From Sabrina to the Stage: The Driver Era Move Forward With “flashdrive”
The brotherly duo's second album is due out soon
The Driver Era technically just celebrated its second anniversary as a band, but Rocky and Ross Lynch aren’t exactly sophomores when it comes to making music together. The two brothers (as well as their other two siblings) were once a core part of pop-rock band R5 and the lifelong artists have been working together to solve one problem or another since they were kids.
But swapping out their family-friendly pop hooks for a slightly more mature sound and technically, removing three members of the band, weren’t the big shifts for the two youngest Lynch brothers. It was the move away from their Disney-owned record label that brought the most significant change for the duo.
“I feel like the transition really was from Hollywood Records to being independent,” Ross said. “To be honest, our siblings still play in the band and contribute when we play live, while Rocky and I are still in the studio making songs just like we were before The Driver Era. The real transition is going from having a label’s opinion and a label’s money backing our decisions compared to just us doing it however we wanted to.”
Of course, the transition also happened to coincide with Ross beginning a major new step in his acting career — graduating from his Disney Channel role of Austin & Ally’s Austin Moon to play everyone from Jeffrey Dahmer in My Friend Dahmer to Netflix’s favorite conflicted love interest (and occasional emotional punching bag) at Baxter High, Harvey Kinkle in Chilling Adventures of Sabrina.
Although the Lynch family has more experience balancing acting and music careers than just about any other, it doesn’t necessarily make it any easier for the Los Angeles-based brothers to communicate when Netflix summons one of them to Vancouver for filming.
“Every time we get to the situation for Ross going to Vancouver to film, we’re usually like ‘Cool, let’s figure out how to do this from different cities with FaceTime or something,’” Rocky said. “So far, I don’t think it’s worked out as well, but maybe we’re still getting better at it. I’ve gone to Vancouver a decent amount — and we’ve still gotten some decent songs out of it — but it does slow down everything on the music side. It puts a halt on everything from touring, writing, press-related, and even [our] closeness.”
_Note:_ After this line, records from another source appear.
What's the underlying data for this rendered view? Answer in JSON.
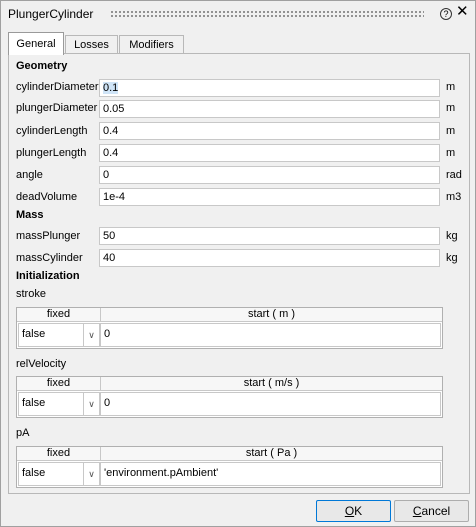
{
  "window": {
    "title": "PlungerCylinder",
    "help_symbol": "?",
    "close_symbol": "✕"
  },
  "tabs": [
    {
      "label": "General",
      "active": true
    },
    {
      "label": "Losses",
      "active": false
    },
    {
      "label": "Modifiers",
      "active": false
    }
  ],
  "geometry": {
    "heading": "Geometry",
    "params": [
      {
        "name": "cylinderDiameter",
        "value": "0.1",
        "unit": "m"
      },
      {
        "name": "plungerDiameter",
        "value": "0.05",
        "unit": "m"
      },
      {
        "name": "cylinderLength",
        "value": "0.4",
        "unit": "m"
      },
      {
        "name": "plungerLength",
        "value": "0.4",
        "unit": "m"
      },
      {
        "name": "angle",
        "value": "0",
        "unit": "rad"
      },
      {
        "name": "deadVolume",
        "value": "1e-4",
        "unit": "m3"
      }
    ]
  },
  "mass": {
    "heading": "Mass",
    "params": [
      {
        "name": "massPlunger",
        "value": "50",
        "unit": "kg"
      },
      {
        "name": "massCylinder",
        "value": "40",
        "unit": "kg"
      }
    ]
  },
  "initialization": {
    "heading": "Initialization",
    "vars": [
      {
        "name": "stroke",
        "fixed_header": "fixed",
        "start_header": "start ( m )",
        "fixed": "false",
        "start": "0"
      },
      {
        "name": "relVelocity",
        "fixed_header": "fixed",
        "start_header": "start ( m/s )",
        "fixed": "false",
        "start": "0"
      },
      {
        "name": "pA",
        "fixed_header": "fixed",
        "start_header": "start ( Pa )",
        "fixed": "false",
        "start": "'environment.pAmbient'"
      }
    ]
  },
  "buttons": {
    "ok": {
      "pre": "",
      "hot": "O",
      "post": "K"
    },
    "cancel": {
      "pre": "",
      "hot": "C",
      "post": "ancel"
    }
  }
}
“It definitely hinders the amount of attention we spend on The Driver Era, but I think there are some valuable lessons that we’ve learned about accountability and self-reliance that I think we’ll take throughout the rest of our careers,” Ross said. “Even as long as we’ve been working together, there’s still a grace period when we don’t see each other for a long time. When I’ve been filming in Canada and we haven’t been in contact as much, it’s interesting how it’s not always as smooth when I come back. You always have to grease up the engine to get it going.”
Along with the life and career lessons, the duo has learned while separated, both brothers also agree that some of their songs likely wouldn’t exist if not for the 1,200 miles between them for months on end. Now that they’re putting the finishing touches on the follow-up to last year’s X, The Driver Era can now see how different a track can be when it’s written during a rainy evening in British Columbia rather than a sunny afternoon in Southern California.
“I think a lot of these songs stand on their own from the rest of the songs on the album,” Rocky said. “The first two songs don’t really explain what the rest of the album is, and we kind of like that because it’s a nice surprise. Sonically, you may have a song with entirely processed drums, and then another song where the drums sound more live. One song may have Ross singing, and another song may have me singing. There’s never a perfect blueprint for how we make a song, so it’s always bound to be different than the last stuff we put out.”
“What’s exciting about these songs is that they all have different creation times, in that some of them have been in the process for a year or two and some of them we just started making a few months ago,” Ross added. “We didn’t just sit down and start making the album right here, right now. The songs all came from different points in our lives.”
Check out the exclusive premiere of The Driver Era’s new single, “flashdrive.”